• 77°

Michel: Smiles are one size fits all – wear one!

You’ve probably heard the adages, “A smile can brighten the darkest day,” and “The shortest distance between two people is a smile.” Or maybe you’ve repeated what the late comedienne Phyllis Diller said, “A smile is a curve that sets everything straight.” But is there any truth to the value of a smile?

According to science, there is. The facial expression that takes only 17 muscles, compared to the 43 muscles it takes to frown, has many health benefits.

A study conducted by University of Kansas psychologists divided 169 volunteers into three groups. The first group was instructed to hold chopsticks in their mouths while maintaining a neutral expression, the second group was told to form a normal smile, and the third group smiled a genuine Duchenne smile which involves the eyes (the kind you can detect even if person is wearing a mask).
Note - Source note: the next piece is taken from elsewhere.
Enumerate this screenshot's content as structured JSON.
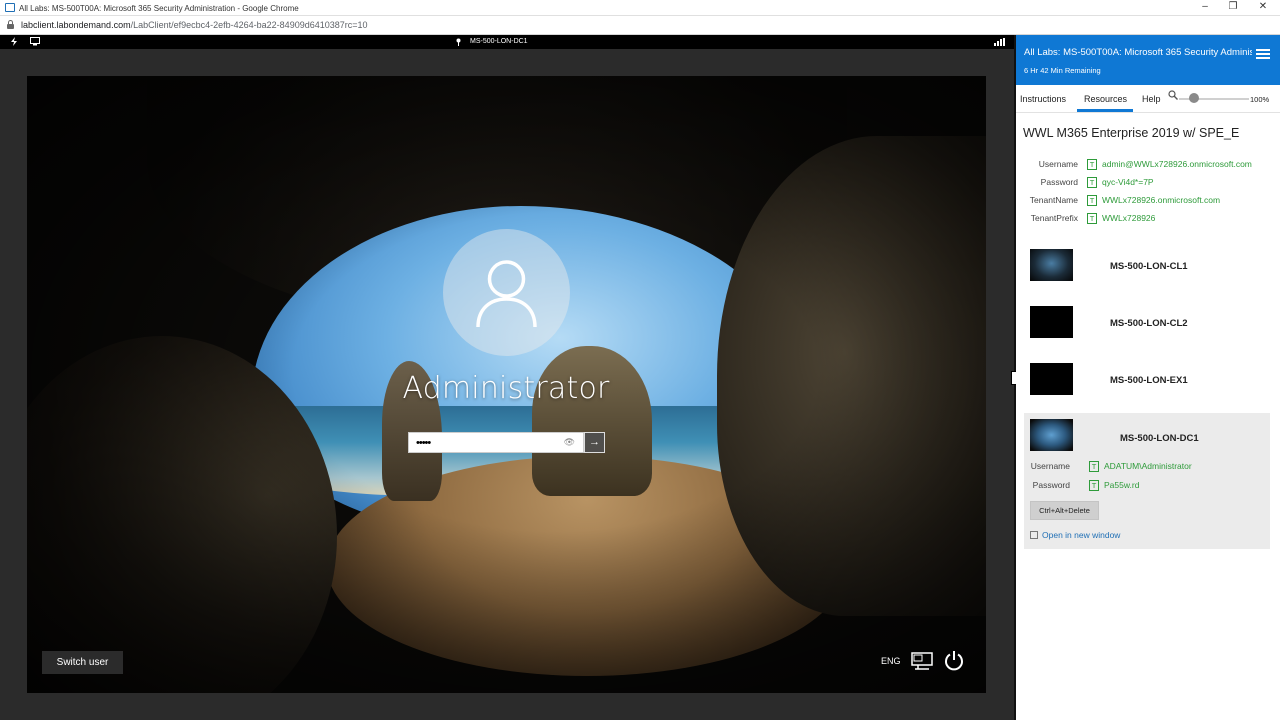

The study’s participants were then put through tasks such as tracing a star with the non-dominant hand while looking at a mirror image and placing their hands in ice water. Their heart rates were monitored throughout the study. At the conclusions, smilers had lower heart rates than those who maintained a neutral expression, and those genuine Duchenne smilers had the lowest heart rates of all.

A Psychology Today article by Ronald E. Riggio, Ph.D. summarized other benefits of smiling. Smiling releases dopamine, endorphins and serotonin which helps to relax the body, lower heart rate and blood pressure, and even act as a natural pain reliever.

Another study reported that when you view someone smiling, the area of your brain which processes sensory rewards is activated, and you feel rewarded. Research also showed that smiling makes you appear more attractive to others and is contagious.

God has designed us in such a way that our smiles have benefits to us and others. In addition to what science has proved, Mother Teresa’s words should motivate even more happy expressions. “We shall never know all the good that a simple smile can do.”

Ronny Michel can be reached at rmichel@rtconline.com.

You’ve probably heard the adages, “A smile can brighten the darkest day,” and “The shortest distance between two people is a smile.” Or maybe you’ve repeated what the late comedienne Phyllis Diller said, “A smile is a curve that sets everything straight.” But is there any truth to the value of a smile?

According to science, there is. The facial expression that takes only 17 muscles, compared to the 43 muscles it takes to frown, has many health benefits.

A study conducted by University of Kansas psychologists divided 169 volunteers into three groups. The first group was instructed to hold chopsticks in their mouths while maintaining a neutral expression, the second group was told to form a normal smile, and the third group smiled a genuine Duchenne smile which involves the eyes (the kind you can detect even if person is wearing a mask).

The study’s participants were then put through tasks such as tracing a star with the non-dominant hand while looking at a mirror image and placing their hands in ice water. Their heart rates were monitored throughout the study. At the conclusions, smilers had lower heart rates than those who maintained a neutral expression, and those genuine Duchenne smilers had the lowest heart rates of all.

A Psychology Today article by Ronald E. Riggio, Ph.D. summarized other benefits of smiling. Smiling releases dopamine, endorphins and serotonin which helps to relax the body, lower heart rate and blood pressure, and even act as a natural pain reliever.

Another study reported that when you view someone smiling, the area of your brain which processes sensory rewards is activated, and you feel rewarded. Research also showed that smiling makes you appear more attractive to others and is contagious.

God has designed us in such a way that our smiles have benefits to us and others. In addition to what science has proved, Mother Teresa’s words should motivate even more happy expressions. “We shall never know all the good that a simple smile can do.”

Ronny Michel can be reached at rmichel@rtconline.com.